Food & Drink

Pork Belly, Sous Vide-style

Go to bed with your thermocirculator set, and wake up to chef Hugh Acheson’s decadent main dish

Photo: Andrew Thomas Lee

This is not bacon. Bacon is pork belly but all pork belly is not bacon. This is a luscious dish with a good amount of balancing acid, crunchy cucumber, sweet clementines, and flavors of fish sauce, Chinese vinegar, and soy. Make sure you get skin off pork belly. It is much easier to work with in this type of recipe. But if you get skin on just carefully take off the skin.—Hugh Acheson

Reprinted from Sous Vide. Copyright © 2019 by Fried Pie, LLC Photographs copyright © 2019 by Andrew Thomas Lee Published by Clarkson Potter, an imprint of Penguin Random House, LLC.





  • Pork Belly with Cucumber, Clementine, and Scallion (Serves 4)

    • 2 pound cut of pork belly, skin off

    • 1 tablespoon kosher salt

    • ¼ cup chicken stock

    • 1 sprig fresh thyme

    • 1 bay leaf

    • 2 garlic cloves

    • 1 tablespoon soy sauce

    • 1 tablespoon fish sauce (optional)

    • 1 tablespoon canola or grapeseed oil (Any high-heat oil will work)

    • 2 tablespoons Chinese black vinegar

    • ½ English cucumber, sliced thinly lengthwise and then cut into 2 inch planks

    • ¼ cup bias cut scallions

    • ¼ cup parsley leaves

    • 2 seedless clementines, washed well, and sliced into wedges


  1. Preheat circulator water bath to 77°C/170.6°F

  2. Season the pork belly all over with the salt. Add pork belly, chicken stock, thyme, bay leaf, garlic, soy sauce, and fish sauce into a sealable gallon-size plastic bag. Submerge the bag into the circulator bath using the displacement method [partially submerge the unsealed bag, then push out any remaining air, seal, and fully submerge] to ensure the belly is under water. Cook the pork for 12 hours.

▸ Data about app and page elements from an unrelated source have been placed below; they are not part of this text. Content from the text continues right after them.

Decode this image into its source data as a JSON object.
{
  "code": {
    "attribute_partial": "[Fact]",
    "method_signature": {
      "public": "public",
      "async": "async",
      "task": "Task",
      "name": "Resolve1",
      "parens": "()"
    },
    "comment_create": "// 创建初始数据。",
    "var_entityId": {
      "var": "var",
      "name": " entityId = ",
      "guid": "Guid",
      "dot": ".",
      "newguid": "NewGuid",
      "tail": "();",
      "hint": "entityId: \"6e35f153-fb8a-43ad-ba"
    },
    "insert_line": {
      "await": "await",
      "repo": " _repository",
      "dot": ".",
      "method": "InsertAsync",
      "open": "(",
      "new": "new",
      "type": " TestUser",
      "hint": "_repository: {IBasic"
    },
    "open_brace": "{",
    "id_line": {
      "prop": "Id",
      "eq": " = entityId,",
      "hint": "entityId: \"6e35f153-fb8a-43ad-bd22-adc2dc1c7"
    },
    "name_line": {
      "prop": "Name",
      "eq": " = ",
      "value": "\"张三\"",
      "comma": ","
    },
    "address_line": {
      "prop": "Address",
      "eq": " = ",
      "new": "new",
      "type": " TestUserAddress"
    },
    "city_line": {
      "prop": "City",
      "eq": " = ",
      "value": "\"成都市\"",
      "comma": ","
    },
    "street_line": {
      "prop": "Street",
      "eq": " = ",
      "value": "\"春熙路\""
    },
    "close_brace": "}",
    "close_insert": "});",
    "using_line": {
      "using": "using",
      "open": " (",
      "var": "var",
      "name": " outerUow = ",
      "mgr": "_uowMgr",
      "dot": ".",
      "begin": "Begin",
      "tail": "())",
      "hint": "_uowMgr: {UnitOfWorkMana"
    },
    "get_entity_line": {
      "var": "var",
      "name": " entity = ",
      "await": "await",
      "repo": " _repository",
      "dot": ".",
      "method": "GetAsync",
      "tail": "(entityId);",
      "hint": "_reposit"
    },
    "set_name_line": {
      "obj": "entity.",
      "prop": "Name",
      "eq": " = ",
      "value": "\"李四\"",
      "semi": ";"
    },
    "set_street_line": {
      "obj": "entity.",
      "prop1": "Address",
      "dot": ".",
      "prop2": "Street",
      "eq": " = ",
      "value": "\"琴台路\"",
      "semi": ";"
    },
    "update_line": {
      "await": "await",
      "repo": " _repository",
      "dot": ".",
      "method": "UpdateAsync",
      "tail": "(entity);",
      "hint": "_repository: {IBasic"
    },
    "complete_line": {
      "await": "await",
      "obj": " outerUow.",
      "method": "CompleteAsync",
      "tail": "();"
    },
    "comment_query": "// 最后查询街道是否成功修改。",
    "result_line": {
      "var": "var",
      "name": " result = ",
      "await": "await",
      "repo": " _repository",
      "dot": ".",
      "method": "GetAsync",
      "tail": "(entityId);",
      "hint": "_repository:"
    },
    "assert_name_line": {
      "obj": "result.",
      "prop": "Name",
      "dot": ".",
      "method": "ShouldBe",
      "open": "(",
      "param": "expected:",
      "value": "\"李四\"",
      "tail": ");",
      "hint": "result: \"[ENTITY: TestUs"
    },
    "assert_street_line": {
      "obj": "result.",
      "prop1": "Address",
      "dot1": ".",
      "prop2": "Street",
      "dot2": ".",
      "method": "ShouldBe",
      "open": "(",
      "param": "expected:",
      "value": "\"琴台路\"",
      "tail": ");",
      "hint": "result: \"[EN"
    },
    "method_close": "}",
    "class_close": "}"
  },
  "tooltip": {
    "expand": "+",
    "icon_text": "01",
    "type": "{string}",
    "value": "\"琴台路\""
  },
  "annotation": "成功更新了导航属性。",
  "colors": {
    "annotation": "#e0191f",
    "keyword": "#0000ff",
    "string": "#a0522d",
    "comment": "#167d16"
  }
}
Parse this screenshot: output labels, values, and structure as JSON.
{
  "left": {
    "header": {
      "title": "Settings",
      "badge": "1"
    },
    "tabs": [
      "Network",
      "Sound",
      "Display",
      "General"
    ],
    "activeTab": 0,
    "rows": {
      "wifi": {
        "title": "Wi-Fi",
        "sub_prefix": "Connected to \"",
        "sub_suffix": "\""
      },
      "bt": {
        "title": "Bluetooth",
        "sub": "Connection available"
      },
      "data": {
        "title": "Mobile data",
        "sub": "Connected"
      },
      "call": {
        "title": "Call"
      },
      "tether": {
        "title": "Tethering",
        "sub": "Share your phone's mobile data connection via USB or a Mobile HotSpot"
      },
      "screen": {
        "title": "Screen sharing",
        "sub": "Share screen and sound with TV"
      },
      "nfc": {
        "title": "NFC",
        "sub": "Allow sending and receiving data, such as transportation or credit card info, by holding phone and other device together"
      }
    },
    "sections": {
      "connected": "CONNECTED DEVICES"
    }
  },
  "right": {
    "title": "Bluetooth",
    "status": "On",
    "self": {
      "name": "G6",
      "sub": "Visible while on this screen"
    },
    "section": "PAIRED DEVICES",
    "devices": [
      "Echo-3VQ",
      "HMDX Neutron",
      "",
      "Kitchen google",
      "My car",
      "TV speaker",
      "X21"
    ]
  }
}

  3. Remove bag from circulator and let cool to room temperature. Place the bag in between two sheet pans or large plates and place something heavy (like extra plates on the top plate to weigh down) and compress the belly. Place belly in the refrigerator overnight or 12 hours. This compression will help achieve a uniform texture and cooking surface when you sear the pork.

  4. Take the pork out of the bag and save the cooking liquids in a separate bowl. Place the pork belly on a plate lined with paper towels to absorb any excess moisture. Transfer to a cutting board and cut the pork into 4 equal-sized pieces.

  5. Place oil in a large skillet over medium high heat. When oil starts to shimmer place the belly fat side down in the pan to sear. (Gently and carefully press down on the belly to make sure there is good contact between belly and the pan.) Cook belly for 3 minutes, then flip and cook for 10 additional minutes, 2 minutes per side. Transfer to plate lined with paper towels to rest, then serve.

  6. While the pork is resting warm 1 cup of the reserved braising liquid in a small pot. Add the vinegar and keep warm on a bare simmer. Take the cucumber, scallions, parsley leaves, and clementine slices and toss together in a small salad bowl. Dress with the braising jus vinaigrette to taste.

  7. Arrange the pork belly on platter and intersperse the salad artfully over. Drizzle the whole platter with a bit more of the vinaigrette.